» **AIM OF THE EXERCISE**
Keeping every word in place, write out the entries that come next.

*** Opening of MATERIAL SUPPLIED ***

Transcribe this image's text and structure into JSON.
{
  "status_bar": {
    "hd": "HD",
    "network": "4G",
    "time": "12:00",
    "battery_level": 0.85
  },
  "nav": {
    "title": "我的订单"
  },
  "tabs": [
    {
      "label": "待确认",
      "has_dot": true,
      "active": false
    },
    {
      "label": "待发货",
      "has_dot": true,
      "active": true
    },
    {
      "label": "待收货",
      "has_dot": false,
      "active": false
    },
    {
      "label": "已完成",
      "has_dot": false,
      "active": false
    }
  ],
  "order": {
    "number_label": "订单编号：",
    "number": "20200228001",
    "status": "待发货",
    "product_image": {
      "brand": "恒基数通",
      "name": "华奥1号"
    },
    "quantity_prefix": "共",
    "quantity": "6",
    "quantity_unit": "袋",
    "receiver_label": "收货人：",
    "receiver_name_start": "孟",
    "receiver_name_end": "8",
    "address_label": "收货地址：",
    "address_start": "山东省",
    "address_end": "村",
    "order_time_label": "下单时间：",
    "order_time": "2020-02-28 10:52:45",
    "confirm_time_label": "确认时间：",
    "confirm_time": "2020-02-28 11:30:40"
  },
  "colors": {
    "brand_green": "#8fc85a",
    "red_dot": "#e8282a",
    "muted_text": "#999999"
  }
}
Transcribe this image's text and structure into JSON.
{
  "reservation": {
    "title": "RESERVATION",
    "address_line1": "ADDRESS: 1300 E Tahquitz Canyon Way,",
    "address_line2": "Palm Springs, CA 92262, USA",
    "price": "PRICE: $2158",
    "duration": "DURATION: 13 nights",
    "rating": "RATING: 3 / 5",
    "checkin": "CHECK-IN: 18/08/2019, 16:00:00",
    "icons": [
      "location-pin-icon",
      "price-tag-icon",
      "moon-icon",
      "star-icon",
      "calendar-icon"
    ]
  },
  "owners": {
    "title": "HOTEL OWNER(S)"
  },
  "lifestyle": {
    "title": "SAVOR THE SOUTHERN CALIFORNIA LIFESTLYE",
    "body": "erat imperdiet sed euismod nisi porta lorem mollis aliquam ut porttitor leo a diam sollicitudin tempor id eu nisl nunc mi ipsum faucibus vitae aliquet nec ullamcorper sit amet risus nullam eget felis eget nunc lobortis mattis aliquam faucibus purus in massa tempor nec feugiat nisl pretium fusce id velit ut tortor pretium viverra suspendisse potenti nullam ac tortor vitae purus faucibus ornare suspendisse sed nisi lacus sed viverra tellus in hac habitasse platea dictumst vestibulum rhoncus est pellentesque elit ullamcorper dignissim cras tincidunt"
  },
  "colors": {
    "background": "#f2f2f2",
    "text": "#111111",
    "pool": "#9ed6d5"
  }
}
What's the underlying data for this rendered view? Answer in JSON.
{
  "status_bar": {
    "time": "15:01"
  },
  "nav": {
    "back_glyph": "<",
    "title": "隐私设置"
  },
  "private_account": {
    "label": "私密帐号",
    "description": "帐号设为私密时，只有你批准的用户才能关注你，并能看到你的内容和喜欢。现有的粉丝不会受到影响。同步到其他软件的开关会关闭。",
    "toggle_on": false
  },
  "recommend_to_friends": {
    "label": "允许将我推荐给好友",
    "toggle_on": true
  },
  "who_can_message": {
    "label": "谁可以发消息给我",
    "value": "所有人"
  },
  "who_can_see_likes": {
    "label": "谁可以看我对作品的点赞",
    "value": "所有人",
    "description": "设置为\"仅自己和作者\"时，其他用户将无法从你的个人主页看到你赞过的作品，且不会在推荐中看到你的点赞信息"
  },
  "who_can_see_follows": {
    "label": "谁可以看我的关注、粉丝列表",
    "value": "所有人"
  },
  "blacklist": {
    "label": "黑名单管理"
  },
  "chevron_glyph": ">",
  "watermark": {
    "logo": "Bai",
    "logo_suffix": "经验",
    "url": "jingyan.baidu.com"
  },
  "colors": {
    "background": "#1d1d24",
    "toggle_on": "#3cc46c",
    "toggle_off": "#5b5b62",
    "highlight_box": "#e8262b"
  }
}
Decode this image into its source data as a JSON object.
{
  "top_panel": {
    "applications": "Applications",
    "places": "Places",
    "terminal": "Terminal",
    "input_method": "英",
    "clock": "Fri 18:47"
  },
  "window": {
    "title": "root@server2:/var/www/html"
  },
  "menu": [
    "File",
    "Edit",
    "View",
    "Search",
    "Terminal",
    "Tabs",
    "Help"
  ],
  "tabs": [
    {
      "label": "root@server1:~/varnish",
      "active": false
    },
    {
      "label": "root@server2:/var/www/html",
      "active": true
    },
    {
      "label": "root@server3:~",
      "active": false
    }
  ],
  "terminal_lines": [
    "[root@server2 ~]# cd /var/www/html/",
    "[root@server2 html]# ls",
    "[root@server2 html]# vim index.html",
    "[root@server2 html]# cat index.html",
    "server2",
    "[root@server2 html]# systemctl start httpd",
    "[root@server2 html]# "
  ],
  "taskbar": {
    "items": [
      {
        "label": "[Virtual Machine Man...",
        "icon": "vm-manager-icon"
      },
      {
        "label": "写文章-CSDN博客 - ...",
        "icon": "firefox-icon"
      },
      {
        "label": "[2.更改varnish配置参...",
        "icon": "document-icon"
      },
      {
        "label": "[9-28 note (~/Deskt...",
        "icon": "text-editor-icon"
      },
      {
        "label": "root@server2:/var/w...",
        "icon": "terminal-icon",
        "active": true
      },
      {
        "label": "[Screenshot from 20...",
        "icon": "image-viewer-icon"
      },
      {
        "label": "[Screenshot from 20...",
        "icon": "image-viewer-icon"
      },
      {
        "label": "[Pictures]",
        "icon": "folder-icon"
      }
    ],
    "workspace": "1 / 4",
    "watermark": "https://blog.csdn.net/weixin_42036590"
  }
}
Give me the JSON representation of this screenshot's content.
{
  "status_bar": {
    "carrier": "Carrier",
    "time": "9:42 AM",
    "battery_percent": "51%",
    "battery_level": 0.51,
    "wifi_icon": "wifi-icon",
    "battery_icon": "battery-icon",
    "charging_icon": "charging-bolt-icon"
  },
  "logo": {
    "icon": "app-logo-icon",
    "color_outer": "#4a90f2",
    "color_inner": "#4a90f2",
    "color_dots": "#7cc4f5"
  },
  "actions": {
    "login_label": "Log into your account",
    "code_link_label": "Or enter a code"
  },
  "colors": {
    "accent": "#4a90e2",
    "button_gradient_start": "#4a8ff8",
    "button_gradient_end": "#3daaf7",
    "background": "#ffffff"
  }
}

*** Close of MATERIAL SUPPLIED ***

» **TASK OUTPUT**
Transcribe this image's text and structure into JSON.
{
  "status_bar": {
    "hd": "HD",
    "network": "4G",
    "time": "12:00",
    "battery_level": 0.85
  },
  "nav": {
    "title": "我的订单"
  },
  "tabs": [
    {
      "label": "待确认",
      "has_dot": true,
      "active": false
    },
    {
      "label": "待发货",
      "has_dot": true,
      "active": true
    },
    {
      "label": "待收货",
      "has_dot": false,
      "active": false
    },
    {
      "label": "已完成",
      "has_dot": false,
      "active": false
    }
  ],
  "order": {
    "number_label": "订单编号：",
    "number": "20200228001",
    "status": "待发货",
    "product_image": {
      "brand": "恒基数通",
      "name": "华奥1号"
    },
    "quantity_prefix": "共",
    "quantity": "6",
    "quantity_unit": "袋",
    "receiver_label": "收货人：",
    "receiver_name_start": "孟",
    "receiver_name_end": "8",
    "address_label": "收货地址：",
    "address_start": "山东省",
    "address_end": "村",
    "order_time_label": "下单时间：",
    "order_time": "2020-02-28 10:52:45",
    "confirm_time_label": "确认时间：",
    "confirm_time": "2020-02-28 11:30:40"
  },
  "colors": {
    "brand_green": "#8fc85a",
    "red_dot": "#e8282a",
    "muted_text": "#999999"
  }
}
Transcribe this image's text and structure into JSON.
{
  "reservation": {
    "title": "RESERVATION",
    "address_line1": "ADDRESS: 1300 E Tahquitz Canyon Way,",
    "address_line2": "Palm Springs, CA 92262, USA",
    "price": "PRICE: $2158",
    "duration": "DURATION: 13 nights",
    "rating": "RATING: 3 / 5",
    "checkin": "CHECK-IN: 18/08/2019, 16:00:00",
    "icons": [
      "location-pin-icon",
      "price-tag-icon",
      "moon-icon",
      "star-icon",
      "calendar-icon"
    ]
  },
  "owners": {
    "title": "HOTEL OWNER(S)"
  },
  "lifestyle": {
    "title": "SAVOR THE SOUTHERN CALIFORNIA LIFESTLYE",
    "body": "erat imperdiet sed euismod nisi porta lorem mollis aliquam ut porttitor leo a diam sollicitudin tempor id eu nisl nunc mi ipsum faucibus vitae aliquet nec ullamcorper sit amet risus nullam eget felis eget nunc lobortis mattis aliquam faucibus purus in massa tempor nec feugiat nisl pretium fusce id velit ut tortor pretium viverra suspendisse potenti nullam ac tortor vitae purus faucibus ornare suspendisse sed nisi lacus sed viverra tellus in hac habitasse platea dictumst vestibulum rhoncus est pellentesque elit ullamcorper dignissim cras tincidunt"
  },
  "colors": {
    "background": "#f2f2f2",
    "text": "#111111",
    "pool": "#9ed6d5"
  }
}
What's the underlying data for this rendered view? Answer in JSON.
{
  "status_bar": {
    "time": "15:01"
  },
  "nav": {
    "back_glyph": "<",
    "title": "隐私设置"
  },
  "private_account": {
    "label": "私密帐号",
    "description": "帐号设为私密时，只有你批准的用户才能关注你，并能看到你的内容和喜欢。现有的粉丝不会受到影响。同步到其他软件的开关会关闭。",
    "toggle_on": false
  },
  "recommend_to_friends": {
    "label": "允许将我推荐给好友",
    "toggle_on": true
  },
  "who_can_message": {
    "label": "谁可以发消息给我",
    "value": "所有人"
  },
  "who_can_see_likes": {
    "label": "谁可以看我对作品的点赞",
    "value": "所有人",
    "description": "设置为\"仅自己和作者\"时，其他用户将无法从你的个人主页看到你赞过的作品，且不会在推荐中看到你的点赞信息"
  },
  "who_can_see_follows": {
    "label": "谁可以看我的关注、粉丝列表",
    "value": "所有人"
  },
  "blacklist": {
    "label": "黑名单管理"
  },
  "chevron_glyph": ">",
  "watermark": {
    "logo": "Bai",
    "logo_suffix": "经验",
    "url": "jingyan.baidu.com"
  },
  "colors": {
    "background": "#1d1d24",
    "toggle_on": "#3cc46c",
    "toggle_off": "#5b5b62",
    "highlight_box": "#e8262b"
  }
}
Decode this image into its source data as a JSON object.
{
  "top_panel": {
    "applications": "Applications",
    "places": "Places",
    "terminal": "Terminal",
    "input_method": "英",
    "clock": "Fri 18:47"
  },
  "window": {
    "title": "root@server2:/var/www/html"
  },
  "menu": [
    "File",
    "Edit",
    "View",
    "Search",
    "Terminal",
    "Tabs",
    "Help"
  ],
  "tabs": [
    {
      "label": "root@server1:~/varnish",
      "active": false
    },
    {
      "label": "root@server2:/var/www/html",
      "active": true
    },
    {
      "label": "root@server3:~",
      "active": false
    }
  ],
  "terminal_lines": [
    "[root@server2 ~]# cd /var/www/html/",
    "[root@server2 html]# ls",
    "[root@server2 html]# vim index.html",
    "[root@server2 html]# cat index.html",
    "server2",
    "[root@server2 html]# systemctl start httpd",
    "[root@server2 html]# "
  ],
  "taskbar": {
    "items": [
      {
        "label": "[Virtual Machine Man...",
        "icon": "vm-manager-icon"
      },
      {
        "label": "写文章-CSDN博客 - ...",
        "icon": "firefox-icon"
      },
      {
        "label": "[2.更改varnish配置参...",
        "icon": "document-icon"
      },
      {
        "label": "[9-28 note (~/Deskt...",
        "icon": "text-editor-icon"
      },
      {
        "label": "root@server2:/var/w...",
        "icon": "terminal-icon",
        "active": true
      },
      {
        "label": "[Screenshot from 20...",
        "icon": "image-viewer-icon"
      },
      {
        "label": "[Screenshot from 20...",
        "icon": "image-viewer-icon"
      },
      {
        "label": "[Pictures]",
        "icon": "folder-icon"
      }
    ],
    "workspace": "1 / 4",
    "watermark": "https://blog.csdn.net/weixin_42036590"
  }
}
Give me the JSON representation of this screenshot's content.
{
  "status_bar": {
    "carrier": "Carrier",
    "time": "9:42 AM",
    "battery_percent": "51%",
    "battery_level": 0.51,
    "wifi_icon": "wifi-icon",
    "battery_icon": "battery-icon",
    "charging_icon": "charging-bolt-icon"
  },
  "logo": {
    "icon": "app-logo-icon",
    "color_outer": "#4a90f2",
    "color_inner": "#4a90f2",
    "color_dots": "#7cc4f5"
  },
  "actions": {
    "login_label": "Log into your account",
    "code_link_label": "Or enter a code"
  },
  "colors": {
    "accent": "#4a90e2",
    "button_gradient_start": "#4a8ff8",
    "button_gradient_end": "#3daaf7",
    "background": "#ffffff"
  }
}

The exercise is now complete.